"""

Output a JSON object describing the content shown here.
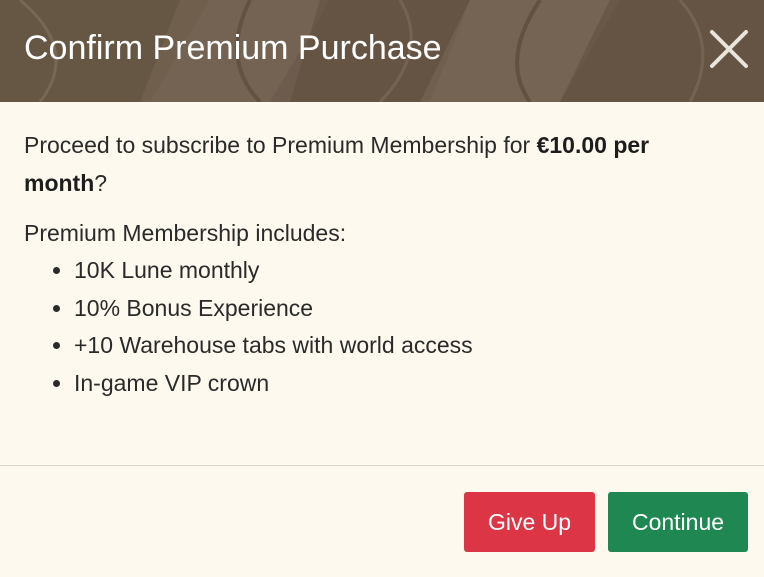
{
  "dialog": {
    "title": "Confirm Premium Purchase",
    "close_icon": "close-icon",
    "header_color": "#6b5a4b"
  },
  "body": {
    "lead_prefix": "Proceed to subscribe to Premium Membership for ",
    "lead_price": "€10.00 per month",
    "lead_suffix": "?",
    "includes_heading": "Premium Membership includes:",
    "benefits": [
      "10K Lune monthly",
      "10% Bonus Experience",
      "+10 Warehouse tabs with world access",
      "In-game VIP crown"
    ]
  },
  "footer": {
    "giveup_label": "Give Up",
    "continue_label": "Continue",
    "giveup_color": "#dc3545",
    "continue_color": "#1e8752"
  }
}
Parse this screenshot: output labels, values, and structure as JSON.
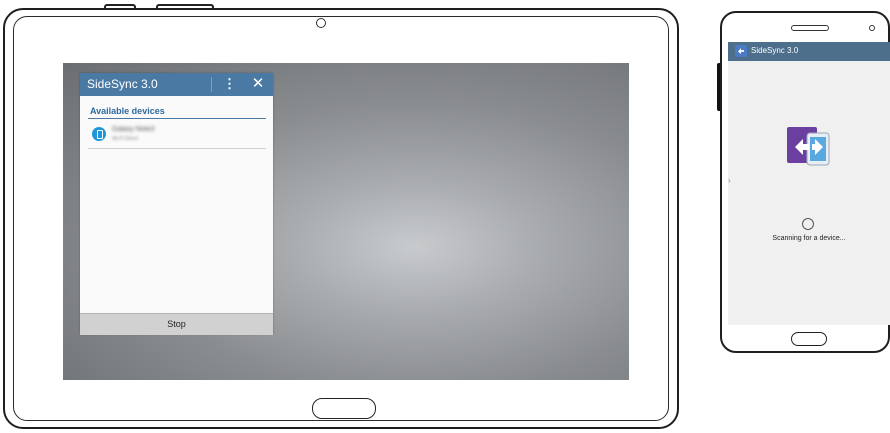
{
  "tablet": {
    "popup": {
      "title": "SideSync 3.0",
      "menu_icon": "overflow-menu-icon",
      "menu_glyph": "⋮",
      "close_icon": "close-icon",
      "close_glyph": "✕",
      "section_label": "Available devices",
      "devices": [
        {
          "name": "Galaxy Note3",
          "subtitle": "Wi-Fi Direct",
          "icon": "phone-device-icon"
        }
      ],
      "stop_label": "Stop"
    }
  },
  "phone": {
    "header_title": "SideSync 3.0",
    "app_icon": "sidesync-app-icon",
    "logo_icon": "sidesync-logo-icon",
    "status_text": "Scanning for a device...",
    "spinner_icon": "loading-spinner-icon",
    "handle_glyph": "›"
  },
  "colors": {
    "popup_header": "#4a7aa4",
    "section_label": "#2f6a9c",
    "device_icon": "#1e96d8",
    "phone_header": "#4d6f8c"
  }
}
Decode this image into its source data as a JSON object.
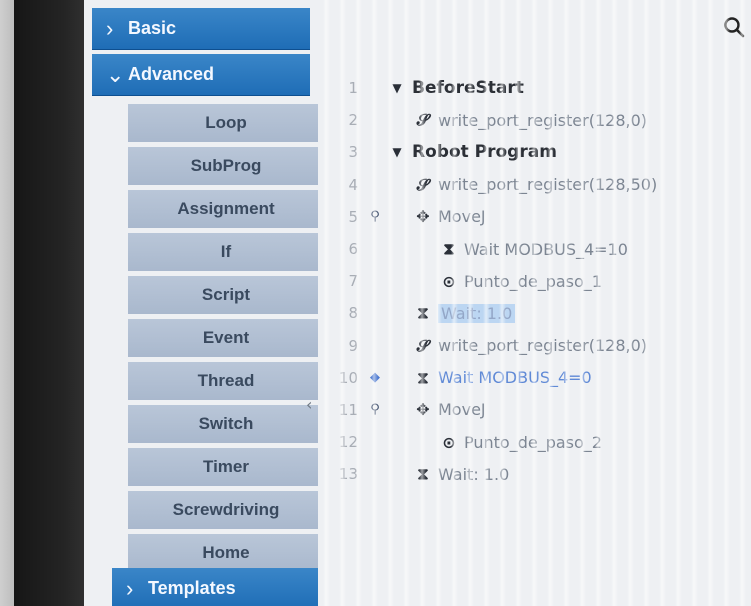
{
  "sidebar": {
    "basic_label": "Basic",
    "advanced_label": "Advanced",
    "templates_label": "Templates",
    "items": [
      {
        "label": "Loop"
      },
      {
        "label": "SubProg"
      },
      {
        "label": "Assignment"
      },
      {
        "label": "If"
      },
      {
        "label": "Script"
      },
      {
        "label": "Event"
      },
      {
        "label": "Thread"
      },
      {
        "label": "Switch"
      },
      {
        "label": "Timer"
      },
      {
        "label": "Screwdriving"
      },
      {
        "label": "Home"
      }
    ]
  },
  "icons": {
    "search": "search-icon",
    "chevron_right": "chevron-right-icon",
    "chevron_down": "chevron-down-icon",
    "collapse": "collapse-arrow-icon"
  },
  "program": {
    "lines": [
      {
        "n": "1",
        "text": "BeforeStart",
        "icon": "triangle-down-icon",
        "bold": true
      },
      {
        "n": "2",
        "text": "write_port_register(128,0)",
        "icon": "script-icon"
      },
      {
        "n": "3",
        "text": "Robot Program",
        "icon": "triangle-down-icon",
        "bold": true
      },
      {
        "n": "4",
        "text": "write_port_register(128,50)",
        "icon": "script-icon"
      },
      {
        "n": "5",
        "text": "MoveJ",
        "icon": "move-icon",
        "marker": "pin"
      },
      {
        "n": "6",
        "text": "Wait MODBUS_4=10",
        "icon": "hourglass-icon"
      },
      {
        "n": "7",
        "text": "Punto_de_paso_1",
        "icon": "waypoint-icon"
      },
      {
        "n": "8",
        "text": "Wait: 1.0",
        "icon": "hourglass-icon",
        "highlight": true
      },
      {
        "n": "9",
        "text": "write_port_register(128,0)",
        "icon": "script-icon"
      },
      {
        "n": "10",
        "text": "Wait MODBUS_4=0",
        "icon": "hourglass-icon",
        "marker": "current",
        "blue": true
      },
      {
        "n": "11",
        "text": "MoveJ",
        "icon": "move-icon",
        "marker": "pin"
      },
      {
        "n": "12",
        "text": "Punto_de_paso_2",
        "icon": "waypoint-icon"
      },
      {
        "n": "13",
        "text": "Wait: 1.0",
        "icon": "hourglass-icon"
      }
    ]
  },
  "colors": {
    "category_blue": "#2a7bc1",
    "item_bg": "#b3c1d4",
    "highlight": "#bcd6f2"
  }
}
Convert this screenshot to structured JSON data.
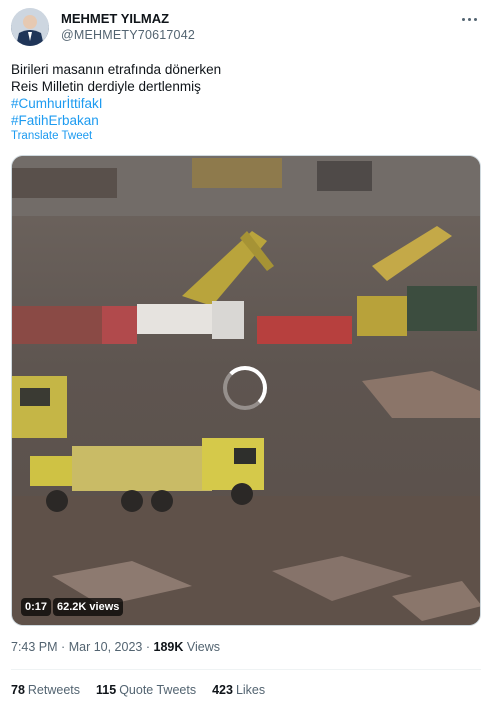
{
  "author": {
    "name": "MEHMET YILMAZ",
    "handle": "@MEHMETY70617042"
  },
  "tweet": {
    "lines": [
      "Birileri masanın etrafında dönerken",
      "Reis Milletin derdiyle dertlenmiş"
    ],
    "hashtags": [
      "#CumhurİttifakI",
      "#FatihErbakan"
    ],
    "translate_label": "Translate Tweet"
  },
  "media": {
    "duration": "0:17",
    "views": "62.2K views"
  },
  "meta": {
    "time": "7:43 PM",
    "separator": "·",
    "date": "Mar 10, 2023",
    "views_count": "189K",
    "views_label": "Views"
  },
  "stats": {
    "retweets_count": "78",
    "retweets_label": "Retweets",
    "quotes_count": "115",
    "quotes_label": "Quote Tweets",
    "likes_count": "423",
    "likes_label": "Likes"
  },
  "icons": {
    "more": "more-dots-icon",
    "loading": "loading-spinner-icon"
  },
  "colors": {
    "link": "#1d9bf0",
    "muted": "#536471",
    "text": "#0f1419"
  }
}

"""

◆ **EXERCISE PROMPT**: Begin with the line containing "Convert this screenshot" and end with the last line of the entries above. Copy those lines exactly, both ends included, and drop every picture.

◆ **YOUR RESPONSE**:
Convert this screenshot to structured JSON data.
{
  "author": {
    "name": "MEHMET YILMAZ",
    "handle": "@MEHMETY70617042"
  },
  "tweet": {
    "lines": [
      "Birileri masanın etrafında dönerken",
      "Reis Milletin derdiyle dertlenmiş"
    ],
    "hashtags": [
      "#CumhurİttifakI",
      "#FatihErbakan"
    ],
    "translate_label": "Translate Tweet"
  },
  "media": {
    "duration": "0:17",
    "views": "62.2K views"
  },
  "meta": {
    "time": "7:43 PM",
    "separator": "·",
    "date": "Mar 10, 2023",
    "views_count": "189K",
    "views_label": "Views"
  },
  "stats": {
    "retweets_count": "78",
    "retweets_label": "Retweets",
    "quotes_count": "115",
    "quotes_label": "Quote Tweets",
    "likes_count": "423",
    "likes_label": "Likes"
  },
  "icons": {
    "more": "more-dots-icon",
    "loading": "loading-spinner-icon"
  },
  "colors": {
    "link": "#1d9bf0",
    "muted": "#536471",
    "text": "#0f1419"
  }
}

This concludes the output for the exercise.